»»
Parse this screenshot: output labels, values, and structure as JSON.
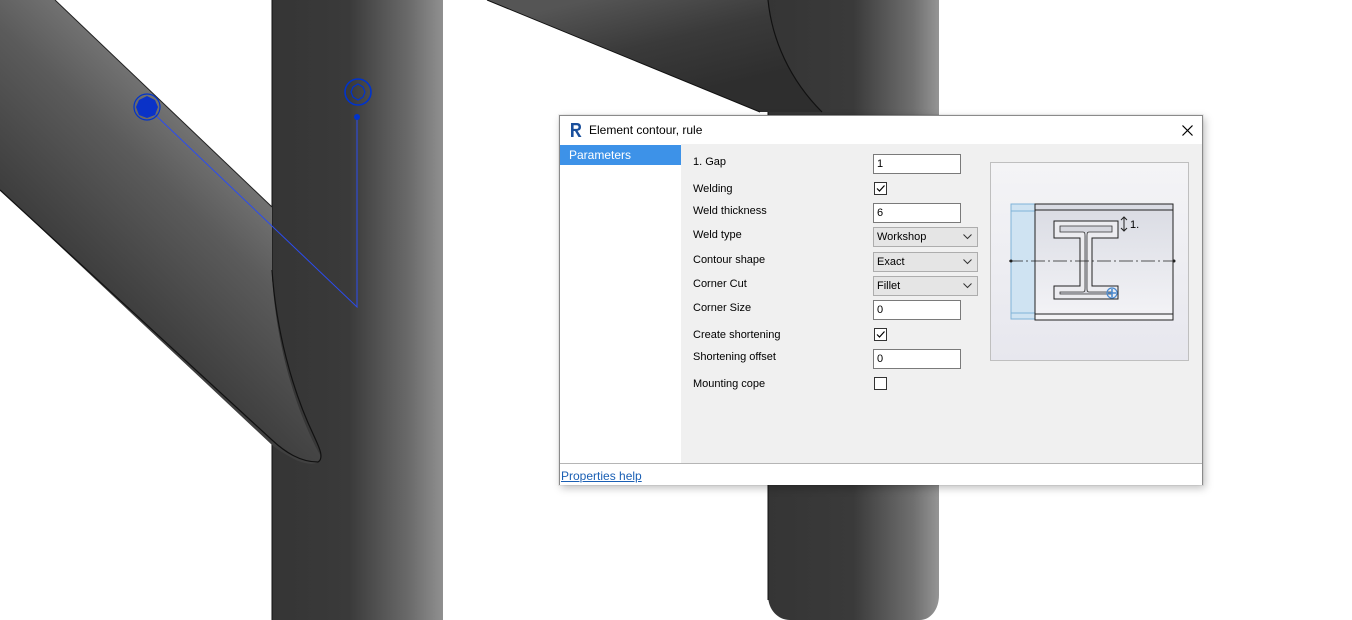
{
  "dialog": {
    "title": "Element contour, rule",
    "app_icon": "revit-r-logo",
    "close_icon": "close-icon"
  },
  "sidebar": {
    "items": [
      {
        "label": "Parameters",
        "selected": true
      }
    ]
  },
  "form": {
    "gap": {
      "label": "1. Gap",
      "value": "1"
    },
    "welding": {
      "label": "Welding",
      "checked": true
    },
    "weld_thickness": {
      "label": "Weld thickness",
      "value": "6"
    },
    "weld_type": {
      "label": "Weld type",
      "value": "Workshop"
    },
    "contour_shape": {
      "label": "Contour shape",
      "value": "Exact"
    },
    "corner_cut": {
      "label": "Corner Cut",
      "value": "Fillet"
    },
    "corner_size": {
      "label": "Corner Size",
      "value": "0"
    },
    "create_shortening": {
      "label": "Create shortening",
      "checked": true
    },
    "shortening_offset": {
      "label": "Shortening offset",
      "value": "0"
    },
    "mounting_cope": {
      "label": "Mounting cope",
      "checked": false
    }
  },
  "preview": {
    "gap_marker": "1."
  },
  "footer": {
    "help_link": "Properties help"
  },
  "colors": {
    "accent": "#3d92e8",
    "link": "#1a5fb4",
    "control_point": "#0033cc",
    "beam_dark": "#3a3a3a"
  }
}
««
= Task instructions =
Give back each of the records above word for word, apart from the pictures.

= Your response =
Parse this screenshot: output labels, values, and structure as JSON.
{
  "dialog": {
    "title": "Element contour, rule",
    "app_icon": "revit-r-logo",
    "close_icon": "close-icon"
  },
  "sidebar": {
    "items": [
      {
        "label": "Parameters",
        "selected": true
      }
    ]
  },
  "form": {
    "gap": {
      "label": "1. Gap",
      "value": "1"
    },
    "welding": {
      "label": "Welding",
      "checked": true
    },
    "weld_thickness": {
      "label": "Weld thickness",
      "value": "6"
    },
    "weld_type": {
      "label": "Weld type",
      "value": "Workshop"
    },
    "contour_shape": {
      "label": "Contour shape",
      "value": "Exact"
    },
    "corner_cut": {
      "label": "Corner Cut",
      "value": "Fillet"
    },
    "corner_size": {
      "label": "Corner Size",
      "value": "0"
    },
    "create_shortening": {
      "label": "Create shortening",
      "checked": true
    },
    "shortening_offset": {
      "label": "Shortening offset",
      "value": "0"
    },
    "mounting_cope": {
      "label": "Mounting cope",
      "checked": false
    }
  },
  "preview": {
    "gap_marker": "1."
  },
  "footer": {
    "help_link": "Properties help"
  },
  "colors": {
    "accent": "#3d92e8",
    "link": "#1a5fb4",
    "control_point": "#0033cc",
    "beam_dark": "#3a3a3a"
  }
}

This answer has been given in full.